Welcome to our 50th issue of The Gauntlet. There’s nothing to celebrate yet but we’ve come a long way. We started with distraction, then procrastination, then stone-walling, and now we’re getting pledges of action.
This week has been busy with politicians promising this, that, and the other thing. Next week, we will find out whether there is any credibility to their pledges when Auckland Transport will front the Warkworth Area Liaison Group meeting on Wednesday to discuss short term fixes to the Hill Street intersection.
So that's one in Dome Valley, one in Wellsford, and one in Kaiwaka? Is that what will be funding the Warkworth to Te Hana Motorway? Did they think that the traffic is too congested in Warkworth to catch anyone speeding?
LYING OR INTERFERING?
The Opportunities Party released this video, discussing how road planning should remain free from political interference: http://bit.ly/2gsVg7Z.
Basically, the TOP candidate suggests that any politician promising roading projects is either lying or interfering with an apparently independent process. We are wondering, due to the degree of political interference that has held up the upgrade of Hill Street and building of Penlink, has the horse bolted?
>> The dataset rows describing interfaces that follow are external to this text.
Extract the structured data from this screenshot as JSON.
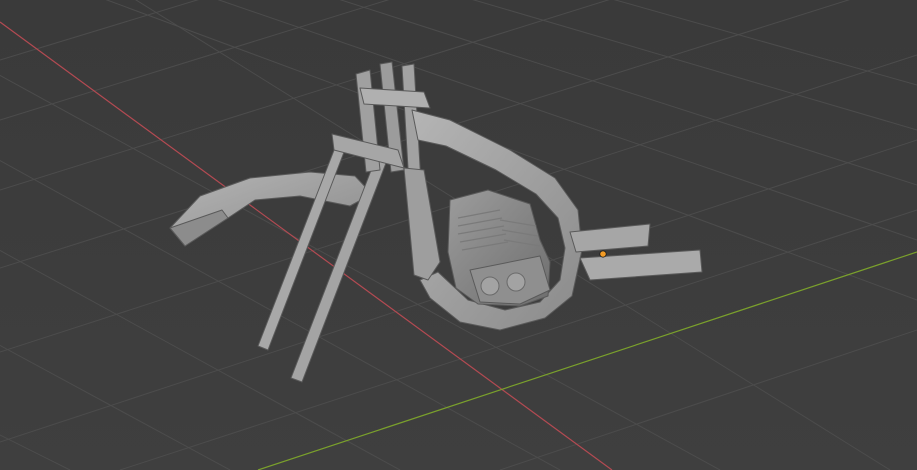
{
  "viewport": {
    "background": "#3d3d3d",
    "grid_color": "#4a4a4a",
    "x_axis_color": "#b34a52",
    "y_axis_color": "#7aa02c",
    "origin_color": "#f29b25"
  },
  "model": {
    "object_type": "mesh",
    "shading": "solid",
    "base_color": "#9a9a9a",
    "light_color": "#b8b8b8",
    "dark_color": "#6a6a6a"
  }
}
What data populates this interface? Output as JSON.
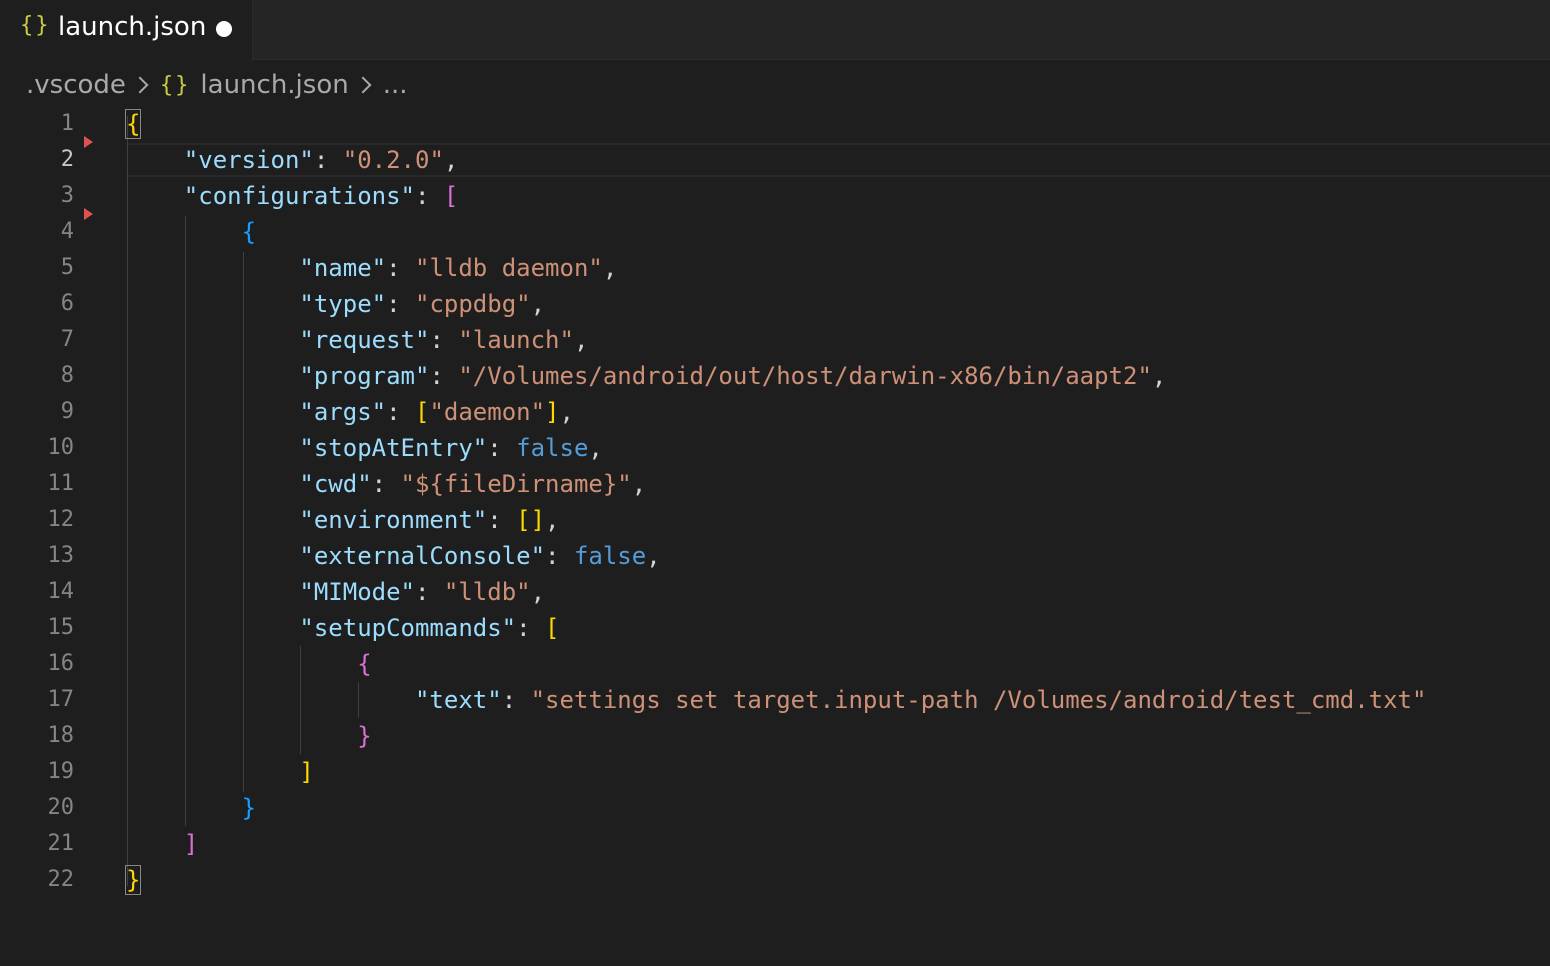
{
  "tab": {
    "icon": "{}",
    "label": "launch.json",
    "dirty": true
  },
  "breadcrumb": {
    "folder": ".vscode",
    "file_icon": "{}",
    "file": "launch.json",
    "more": "..."
  },
  "editor": {
    "active_line": 2,
    "lines": [
      {
        "n": "1"
      },
      {
        "n": "2"
      },
      {
        "n": "3"
      },
      {
        "n": "4"
      },
      {
        "n": "5"
      },
      {
        "n": "6"
      },
      {
        "n": "7"
      },
      {
        "n": "8"
      },
      {
        "n": "9"
      },
      {
        "n": "10"
      },
      {
        "n": "11"
      },
      {
        "n": "12"
      },
      {
        "n": "13"
      },
      {
        "n": "14"
      },
      {
        "n": "15"
      },
      {
        "n": "16"
      },
      {
        "n": "17"
      },
      {
        "n": "18"
      },
      {
        "n": "19"
      },
      {
        "n": "20"
      },
      {
        "n": "21"
      },
      {
        "n": "22"
      }
    ],
    "code": {
      "open_brace": "{",
      "version_key": "\"version\"",
      "version_val": "\"0.2.0\"",
      "configurations_key": "\"configurations\"",
      "name_key": "\"name\"",
      "name_val": "\"lldb daemon\"",
      "type_key": "\"type\"",
      "type_val": "\"cppdbg\"",
      "request_key": "\"request\"",
      "request_val": "\"launch\"",
      "program_key": "\"program\"",
      "program_val": "\"/Volumes/android/out/host/darwin-x86/bin/aapt2\"",
      "args_key": "\"args\"",
      "args_val": "\"daemon\"",
      "stopAtEntry_key": "\"stopAtEntry\"",
      "stopAtEntry_val": "false",
      "cwd_key": "\"cwd\"",
      "cwd_val": "\"${fileDirname}\"",
      "environment_key": "\"environment\"",
      "externalConsole_key": "\"externalConsole\"",
      "externalConsole_val": "false",
      "MIMode_key": "\"MIMode\"",
      "MIMode_val": "\"lldb\"",
      "setupCommands_key": "\"setupCommands\"",
      "text_key": "\"text\"",
      "text_val": "\"settings set target.input-path /Volumes/android/test_cmd.txt\"",
      "close_brace": "}"
    }
  }
}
What would our road planning regime look like if we purely relied on engineers and planners? How can transparency be retained? How much community consultation would be taken into account?
Outspoken Waiheke Local Board member Jo Holmes wrote this interesting insight into that goes on behind the scenes at Auckland Transport, which demonstrates what can happen without “political interference”: http://bit.ly/2mqWyhv
Candidates Mark Mitchell, Marj Lubeck, Tracey Martin (Photo courtesy of Rodney Times)
If you haven’t watched it yet, Rodney Times ran their live meeting with candidates. Watch it here: http://bit.ly/2gmXhic. They followed up by running this story about candidates’ positions on Hill Street and Penlink: http://bit.ly/2iKU4gU
There were two very interesting statements from National’s Mark Mitchell:
National's Mark Mitchell believes he can deliver Penlink within the next term, if re-elected.
"I'm as close as I've ever been to being able to deliver it in the three year plan," Mitchell said
"The consenting is done, the project is ready to go - we just have to get it built."
… A Hill Street intersection fix could be delivered within 18 months under a National government, Mitchell said.
With need for infrastructure investment at an all time high, however, he says it needs to be planned carefully.
"When the work is done, and when we've identified the design, the decision to start work on Hill St [and] do the redesign should sit with the community and the people using it."
So, Hill Street can be fixed in 18 months and Penlink built in 36 months? That was news to us!
That’s a big call from Mark Mitchell. He will be under a lot of pressure to deliver on those timeframes.
The pressure will come from potential coalition or support party, NZ First, whose candidate, Tracey Martin said:
“It's a priority now. We believe the locals have the solution, and NZTA needs to stump up with the cash that was promised.”
That’s encouraging, because if Labour and the Greens need NZ First to form the next government, Labour thinks that fixing Hill Street is a “no-brainer.”
So, all the candidates see the urgency now. Our job, however, is not over until the ribbon-cutting.
Thank you for subscribing and thank you to donors and volunteers who have got our campaign into full swing. Please contact us if you would like to donate, volunteer, or have any suggestions.
To make a donation, our bank account details are:
Account Name: “FixHillStreetNow Action Group” Bank Account Number: 12-3095-0042062-00.